EXERCISE INSTRUCTIONS: Line by line, retype the material exactly and leave each picture out.
═══
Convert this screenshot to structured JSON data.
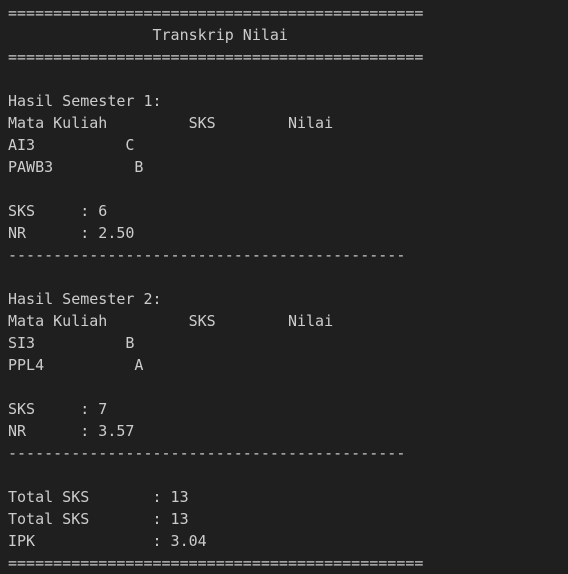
{
  "terminal": {
    "lines": [
      "==============================================",
      "                Transkrip Nilai",
      "==============================================",
      "",
      "Hasil Semester 1:",
      "Mata Kuliah         SKS        Nilai",
      "AI3          C",
      "PAWB3         B",
      "",
      "SKS     : 6",
      "NR      : 2.50",
      "--------------------------------------------",
      "",
      "Hasil Semester 2:",
      "Mata Kuliah         SKS        Nilai",
      "SI3          B",
      "PPL4          A",
      "",
      "SKS     : 7",
      "NR      : 3.57",
      "--------------------------------------------",
      "",
      "Total SKS       : 13",
      "Total SKS       : 13",
      "IPK             : 3.04",
      "=============================================="
    ]
  }
}
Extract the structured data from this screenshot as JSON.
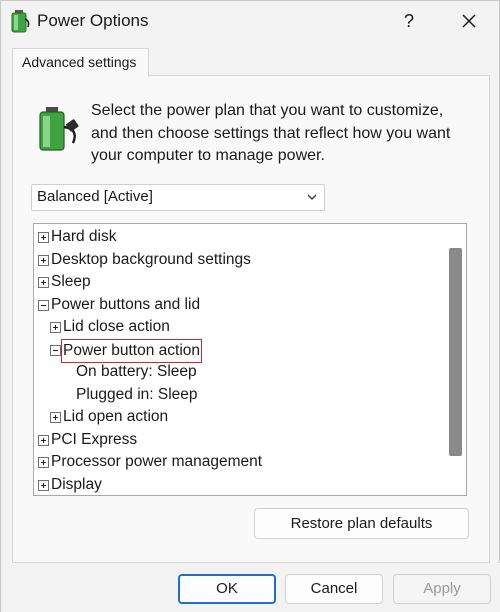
{
  "window": {
    "title": "Power Options",
    "help_label": "?"
  },
  "tab": {
    "label": "Advanced settings"
  },
  "description": "Select the power plan that you want to customize, and then choose settings that reflect how you want your computer to manage power.",
  "plan_select": {
    "value": "Balanced [Active]"
  },
  "tree": {
    "items": [
      {
        "label": "Hard disk",
        "expander": "+"
      },
      {
        "label": "Desktop background settings",
        "expander": "+"
      },
      {
        "label": "Sleep",
        "expander": "+"
      },
      {
        "label": "Power buttons and lid",
        "expander": "−"
      },
      {
        "label": "Lid close action",
        "expander": "+"
      },
      {
        "label": "Power button action",
        "expander": "−"
      },
      {
        "label": "On battery: Sleep"
      },
      {
        "label": "Plugged in: Sleep"
      },
      {
        "label": "Lid open action",
        "expander": "+"
      },
      {
        "label": "PCI Express",
        "expander": "+"
      },
      {
        "label": "Processor power management",
        "expander": "+"
      },
      {
        "label": "Display",
        "expander": "+"
      }
    ]
  },
  "buttons": {
    "restore": "Restore plan defaults",
    "ok": "OK",
    "cancel": "Cancel",
    "apply": "Apply"
  },
  "colors": {
    "highlight_box": "#d9232d",
    "ok_border": "#1f6fd1",
    "battery_green": "#3fa33f"
  }
}
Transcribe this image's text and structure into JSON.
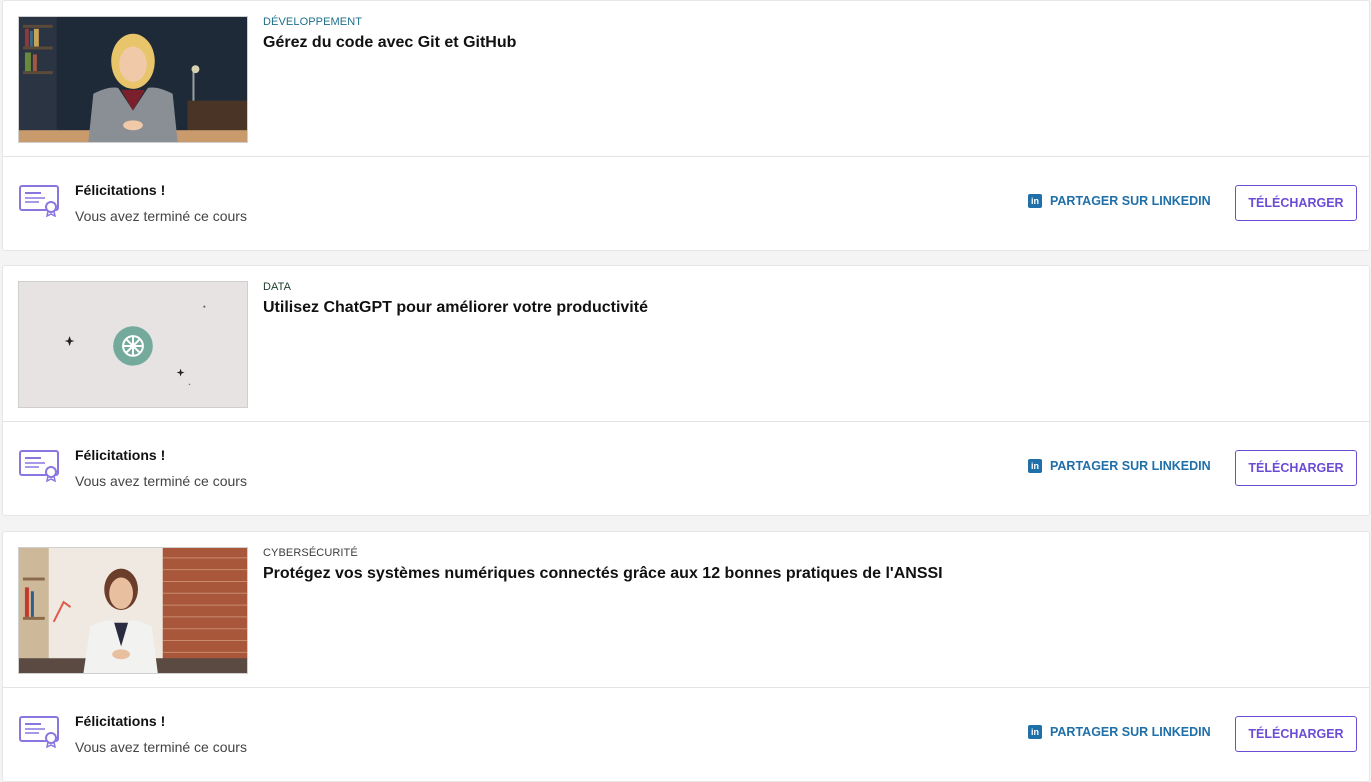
{
  "courses": [
    {
      "category": "DÉVELOPPEMENT",
      "title": "Gérez du code avec Git et GitHub",
      "thumbnail_icon": "instructor-woman-blonde-thumbnail",
      "congrats": "Félicitations !",
      "status": "Vous avez terminé ce cours",
      "share_label": "PARTAGER SUR LINKEDIN",
      "download_label": "TÉLÉCHARGER"
    },
    {
      "category": "DATA",
      "title": "Utilisez ChatGPT pour améliorer votre productivité",
      "thumbnail_icon": "chatgpt-logo-thumbnail",
      "congrats": "Félicitations !",
      "status": "Vous avez terminé ce cours",
      "share_label": "PARTAGER SUR LINKEDIN",
      "download_label": "TÉLÉCHARGER"
    },
    {
      "category": "CYBERSÉCURITÉ",
      "title": "Protégez vos systèmes numériques connectés grâce aux 12 bonnes pratiques de l'ANSSI",
      "thumbnail_icon": "instructor-woman-brick-wall-thumbnail",
      "congrats": "Félicitations !",
      "status": "Vous avez terminé ce cours",
      "share_label": "PARTAGER SUR LINKEDIN",
      "download_label": "TÉLÉCHARGER"
    }
  ],
  "colors": {
    "accent_purple": "#6b4cd6",
    "linkedin_blue": "#1f6fa8",
    "category_dev": "#1d6f8a",
    "category_data": "#1e3d2a",
    "chatgpt_green": "#74aa9c"
  }
}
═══
PROBLEM SOLUTION:
Convert this screenshot to structured JSON data.
{
  "terminal": {
    "lines": [
      "==============================================",
      "                Transkrip Nilai",
      "==============================================",
      "",
      "Hasil Semester 1:",
      "Mata Kuliah         SKS        Nilai",
      "AI3          C",
      "PAWB3         B",
      "",
      "SKS     : 6",
      "NR      : 2.50",
      "--------------------------------------------",
      "",
      "Hasil Semester 2:",
      "Mata Kuliah         SKS        Nilai",
      "SI3          B",
      "PPL4          A",
      "",
      "SKS     : 7",
      "NR      : 3.57",
      "--------------------------------------------",
      "",
      "Total SKS       : 13",
      "Total SKS       : 13",
      "IPK             : 3.04",
      "=============================================="
    ]
  }
}
Extract the structured data from this screenshot as JSON.
{
  "window": {
    "title": "Power Options",
    "help_label": "?"
  },
  "tab": {
    "label": "Advanced settings"
  },
  "description": "Select the power plan that you want to customize, and then choose settings that reflect how you want your computer to manage power.",
  "plan_select": {
    "value": "Balanced [Active]"
  },
  "tree": {
    "items": [
      {
        "label": "Hard disk",
        "expander": "+"
      },
      {
        "label": "Desktop background settings",
        "expander": "+"
      },
      {
        "label": "Sleep",
        "expander": "+"
      },
      {
        "label": "Power buttons and lid",
        "expander": "−"
      },
      {
        "label": "Lid close action",
        "expander": "+"
      },
      {
        "label": "Power button action",
        "expander": "−"
      },
      {
        "label": "On battery: Sleep"
      },
      {
        "label": "Plugged in: Sleep"
      },
      {
        "label": "Lid open action",
        "expander": "+"
      },
      {
        "label": "PCI Express",
        "expander": "+"
      },
      {
        "label": "Processor power management",
        "expander": "+"
      },
      {
        "label": "Display",
        "expander": "+"
      }
    ]
  },
  "buttons": {
    "restore": "Restore plan defaults",
    "ok": "OK",
    "cancel": "Cancel",
    "apply": "Apply"
  },
  "colors": {
    "highlight_box": "#d9232d",
    "ok_border": "#1f6fd1",
    "battery_green": "#3fa33f"
  }
}
Transcribe this image's text and structure into JSON.
{
  "courses": [
    {
      "category": "DÉVELOPPEMENT",
      "title": "Gérez du code avec Git et GitHub",
      "thumbnail_icon": "instructor-woman-blonde-thumbnail",
      "congrats": "Félicitations !",
      "status": "Vous avez terminé ce cours",
      "share_label": "PARTAGER SUR LINKEDIN",
      "download_label": "TÉLÉCHARGER"
    },
    {
      "category": "DATA",
      "title": "Utilisez ChatGPT pour améliorer votre productivité",
      "thumbnail_icon": "chatgpt-logo-thumbnail",
      "congrats": "Félicitations !",
      "status": "Vous avez terminé ce cours",
      "share_label": "PARTAGER SUR LINKEDIN",
      "download_label": "TÉLÉCHARGER"
    },
    {
      "category": "CYBERSÉCURITÉ",
      "title": "Protégez vos systèmes numériques connectés grâce aux 12 bonnes pratiques de l'ANSSI",
      "thumbnail_icon": "instructor-woman-brick-wall-thumbnail",
      "congrats": "Félicitations !",
      "status": "Vous avez terminé ce cours",
      "share_label": "PARTAGER SUR LINKEDIN",
      "download_label": "TÉLÉCHARGER"
    }
  ],
  "colors": {
    "accent_purple": "#6b4cd6",
    "linkedin_blue": "#1f6fa8",
    "category_dev": "#1d6f8a",
    "category_data": "#1e3d2a",
    "chatgpt_green": "#74aa9c"
  }
}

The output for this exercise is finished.